(Collection entries)
*-*-*

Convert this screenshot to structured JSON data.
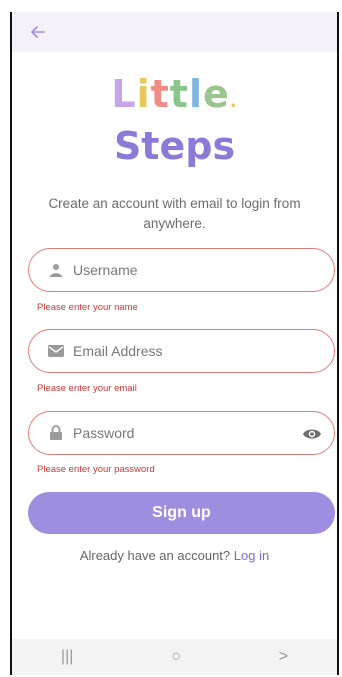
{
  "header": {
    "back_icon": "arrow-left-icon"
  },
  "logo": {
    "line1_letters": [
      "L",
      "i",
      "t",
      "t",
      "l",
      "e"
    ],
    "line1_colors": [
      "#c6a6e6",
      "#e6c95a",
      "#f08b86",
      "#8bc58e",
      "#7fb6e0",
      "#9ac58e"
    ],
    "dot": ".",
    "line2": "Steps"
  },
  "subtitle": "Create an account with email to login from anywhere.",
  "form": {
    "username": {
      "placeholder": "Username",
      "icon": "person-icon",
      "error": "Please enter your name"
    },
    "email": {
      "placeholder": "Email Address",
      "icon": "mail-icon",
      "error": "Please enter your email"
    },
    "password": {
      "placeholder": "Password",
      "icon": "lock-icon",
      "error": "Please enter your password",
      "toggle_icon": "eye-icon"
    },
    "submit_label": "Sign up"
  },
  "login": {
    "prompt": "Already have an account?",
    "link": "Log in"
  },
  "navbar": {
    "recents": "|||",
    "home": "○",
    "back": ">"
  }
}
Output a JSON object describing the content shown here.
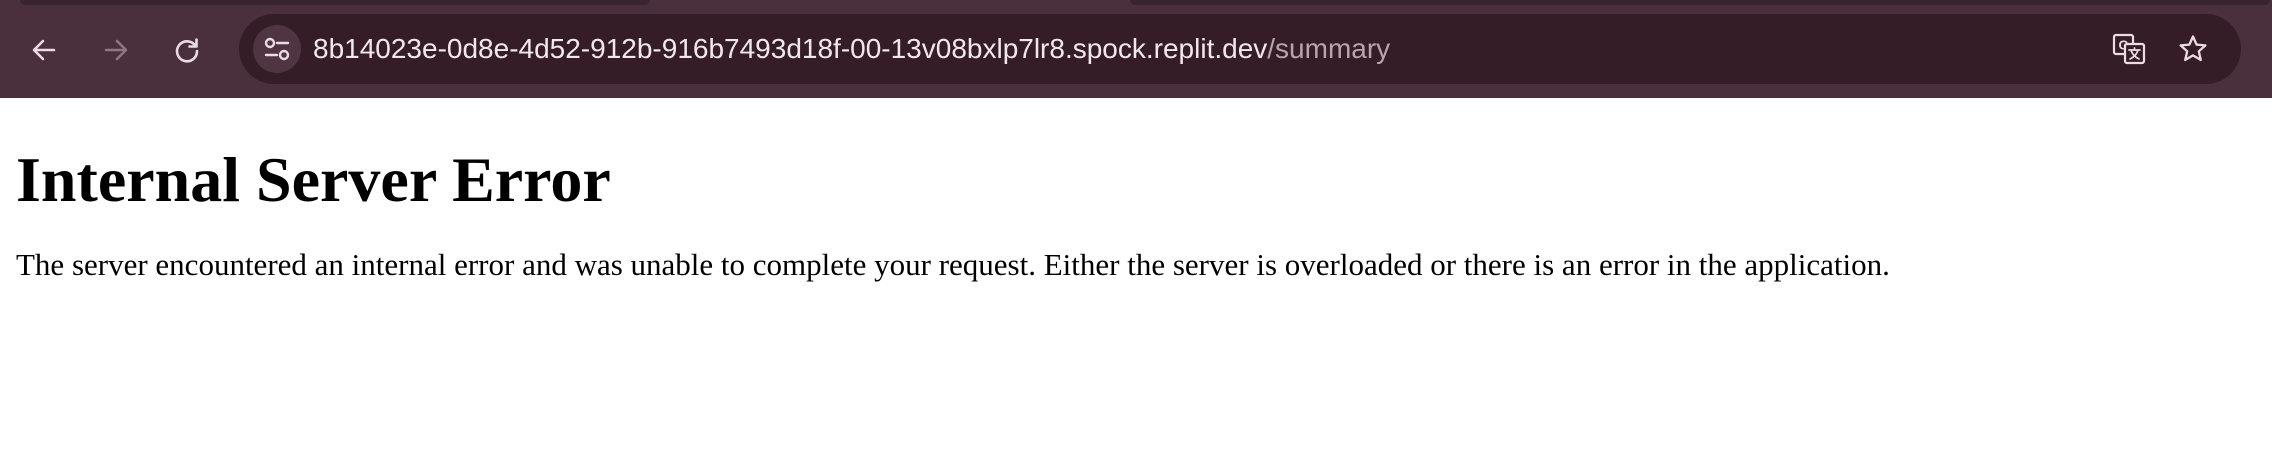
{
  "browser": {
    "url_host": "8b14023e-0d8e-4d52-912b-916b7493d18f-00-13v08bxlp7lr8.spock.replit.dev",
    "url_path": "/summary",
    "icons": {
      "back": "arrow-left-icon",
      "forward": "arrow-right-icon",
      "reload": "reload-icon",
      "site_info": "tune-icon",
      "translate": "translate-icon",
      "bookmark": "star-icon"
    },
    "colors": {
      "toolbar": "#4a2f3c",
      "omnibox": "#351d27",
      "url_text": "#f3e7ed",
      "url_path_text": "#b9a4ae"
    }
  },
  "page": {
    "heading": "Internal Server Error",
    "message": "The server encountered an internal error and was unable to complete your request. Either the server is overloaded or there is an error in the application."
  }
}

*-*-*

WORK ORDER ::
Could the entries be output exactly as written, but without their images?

RESULT BELOW ::
Convert this screenshot to structured JSON data.
{
  "header": {
    "back_icon": "arrow-left-icon"
  },
  "logo": {
    "line1_letters": [
      "L",
      "i",
      "t",
      "t",
      "l",
      "e"
    ],
    "line1_colors": [
      "#c6a6e6",
      "#e6c95a",
      "#f08b86",
      "#8bc58e",
      "#7fb6e0",
      "#9ac58e"
    ],
    "dot": ".",
    "line2": "Steps"
  },
  "subtitle": "Create an account with email to login from anywhere.",
  "form": {
    "username": {
      "placeholder": "Username",
      "icon": "person-icon",
      "error": "Please enter your name"
    },
    "email": {
      "placeholder": "Email Address",
      "icon": "mail-icon",
      "error": "Please enter your email"
    },
    "password": {
      "placeholder": "Password",
      "icon": "lock-icon",
      "error": "Please enter your password",
      "toggle_icon": "eye-icon"
    },
    "submit_label": "Sign up"
  },
  "login": {
    "prompt": "Already have an account?",
    "link": "Log in"
  },
  "navbar": {
    "recents": "|||",
    "home": "○",
    "back": ">"
  }
}
Output a JSON object describing the content shown here.
{
  "browser": {
    "url_host": "8b14023e-0d8e-4d52-912b-916b7493d18f-00-13v08bxlp7lr8.spock.replit.dev",
    "url_path": "/summary",
    "icons": {
      "back": "arrow-left-icon",
      "forward": "arrow-right-icon",
      "reload": "reload-icon",
      "site_info": "tune-icon",
      "translate": "translate-icon",
      "bookmark": "star-icon"
    },
    "colors": {
      "toolbar": "#4a2f3c",
      "omnibox": "#351d27",
      "url_text": "#f3e7ed",
      "url_path_text": "#b9a4ae"
    }
  },
  "page": {
    "heading": "Internal Server Error",
    "message": "The server encountered an internal error and was unable to complete your request. Either the server is overloaded or there is an error in the application."
  }
}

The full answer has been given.